If you want to share a MetroCard with family or friends, a pay per ride MetroCard can be shared with up to four people, but an unlimited pass cannot be shared since you must wait 18 minutes between swipes. For exact costs I will write the current prices in the description box below.
13. Subway cards cost one dollar. This is new, they used to be free, but now you pay for them in addition to each swipe so do not lose it!
14. You can pay for your metro card with credit card, atm card or cash – unless it says “no bills accepted” then you need a credit card or atm card.
15. There are two types of turnstiles: If you have luggage and you have a choice find the full height larger turnstiles. Or if you only see waist-high turnstiles, lower your luggage handle, roll it in front of you, with your hand still on it, just a few steps away from the metal so the metal turnstile doesn’t hit your luggage, thus preventing your luggage from getting stuck in the turnstile.

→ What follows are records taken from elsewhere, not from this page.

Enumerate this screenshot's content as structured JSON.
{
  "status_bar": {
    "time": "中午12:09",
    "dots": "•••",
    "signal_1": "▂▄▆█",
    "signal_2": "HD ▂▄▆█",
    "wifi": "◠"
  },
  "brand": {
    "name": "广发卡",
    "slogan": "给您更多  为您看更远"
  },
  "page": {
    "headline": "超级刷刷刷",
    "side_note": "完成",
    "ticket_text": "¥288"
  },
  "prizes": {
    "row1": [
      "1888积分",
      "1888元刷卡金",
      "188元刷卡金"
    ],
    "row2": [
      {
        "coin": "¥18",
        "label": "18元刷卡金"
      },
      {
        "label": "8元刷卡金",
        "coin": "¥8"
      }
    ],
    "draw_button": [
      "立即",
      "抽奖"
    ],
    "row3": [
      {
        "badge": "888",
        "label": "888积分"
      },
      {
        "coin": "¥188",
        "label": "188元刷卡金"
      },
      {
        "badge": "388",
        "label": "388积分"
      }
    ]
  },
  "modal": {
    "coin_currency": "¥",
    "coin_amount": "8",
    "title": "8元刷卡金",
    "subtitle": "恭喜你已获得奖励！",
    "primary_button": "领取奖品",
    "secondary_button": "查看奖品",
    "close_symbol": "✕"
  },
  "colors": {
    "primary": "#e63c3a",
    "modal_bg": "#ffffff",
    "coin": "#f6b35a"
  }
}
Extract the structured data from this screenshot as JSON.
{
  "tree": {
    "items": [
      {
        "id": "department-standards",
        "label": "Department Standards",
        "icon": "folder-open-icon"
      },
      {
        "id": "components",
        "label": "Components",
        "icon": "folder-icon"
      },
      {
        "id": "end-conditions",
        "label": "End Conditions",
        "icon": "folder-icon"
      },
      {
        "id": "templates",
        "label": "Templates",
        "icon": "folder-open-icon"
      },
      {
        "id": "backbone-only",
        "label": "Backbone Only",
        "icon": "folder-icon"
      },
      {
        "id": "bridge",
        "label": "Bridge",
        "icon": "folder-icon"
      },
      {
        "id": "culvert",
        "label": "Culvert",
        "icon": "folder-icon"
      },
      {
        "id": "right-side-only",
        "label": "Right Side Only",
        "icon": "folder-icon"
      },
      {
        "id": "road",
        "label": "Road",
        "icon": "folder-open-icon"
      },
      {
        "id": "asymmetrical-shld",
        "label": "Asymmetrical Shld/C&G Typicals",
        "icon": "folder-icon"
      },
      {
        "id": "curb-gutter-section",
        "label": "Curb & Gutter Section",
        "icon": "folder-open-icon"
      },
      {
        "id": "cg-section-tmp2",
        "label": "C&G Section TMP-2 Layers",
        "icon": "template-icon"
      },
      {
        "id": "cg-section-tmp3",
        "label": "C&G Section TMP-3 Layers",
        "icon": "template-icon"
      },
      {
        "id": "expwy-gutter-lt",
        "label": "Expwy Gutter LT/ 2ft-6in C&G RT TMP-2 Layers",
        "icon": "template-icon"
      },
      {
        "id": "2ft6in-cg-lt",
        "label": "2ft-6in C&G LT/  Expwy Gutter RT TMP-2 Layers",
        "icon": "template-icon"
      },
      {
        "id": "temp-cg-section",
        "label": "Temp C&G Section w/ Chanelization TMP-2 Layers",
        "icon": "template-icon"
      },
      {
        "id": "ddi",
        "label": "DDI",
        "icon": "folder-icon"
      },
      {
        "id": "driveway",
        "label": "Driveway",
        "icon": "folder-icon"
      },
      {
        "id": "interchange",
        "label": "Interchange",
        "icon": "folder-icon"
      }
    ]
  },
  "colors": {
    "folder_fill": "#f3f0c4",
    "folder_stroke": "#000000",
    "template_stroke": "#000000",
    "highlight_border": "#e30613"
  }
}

16. Swipe slowly! You can tell who is visiting usually by how many times they swipe their card. You swipe with the yellow front facing you black strip down and swipe slowly. It might take a few tries to get used to it.
17. When waiting to board a train, please do not block subway doors by standing right in front of the doors with nowhere for others to exit the train. Stand on the side of the door to let people off the train before getting on the train.
18. Do not get into an empty train car if the cars next to it are full, there is usually a reason it is empty like a bad smell or broken air conditioning.
19. Be careful with backpacks, take them off on a crowded train.
20. Don’t play music without headphones – I’ve seen a few people do this and it is an easy way to get attention and enemies – so just bring your headphones.
21. If you’re sitting, stand up for the elderly or pregnant or if someone looks like they need a seat.
22. Do not lean on the pole. It’s rude and prevents others from holding on to the pole.
23. Don’t put your feet on the seat – it’s rude and technically a crime for which you can be arrested and please do not manspread – you know when one person manages to take up two or three seats.
24. You have a free transfer within 2 hours of a swipe, which is helpful in case you need to go above ground to transfer to another subway or bus.
25. Subway exits: There are often multiple subway exits. To save time pay attention to which exit is closest to your destination. If you’re going to 20th Street and you get off at the 23rd Street Station go, exit towards 22nd instead of the 23rd street exit to save walking a block.
Thank you for taking this ride through the top 25 things to know about the NYC subway! Check out a few more helpful NYC travel articles like the Most Instagrammable Restaurants and our NYC guide video playlist and comment below something about the NYC subway that surprised you!
2 thoughts on “25 Things You Need to Know About the NYC Subway”
Don’t block people trying to get off/on. Learn subway etiquette
YES, agreed very important!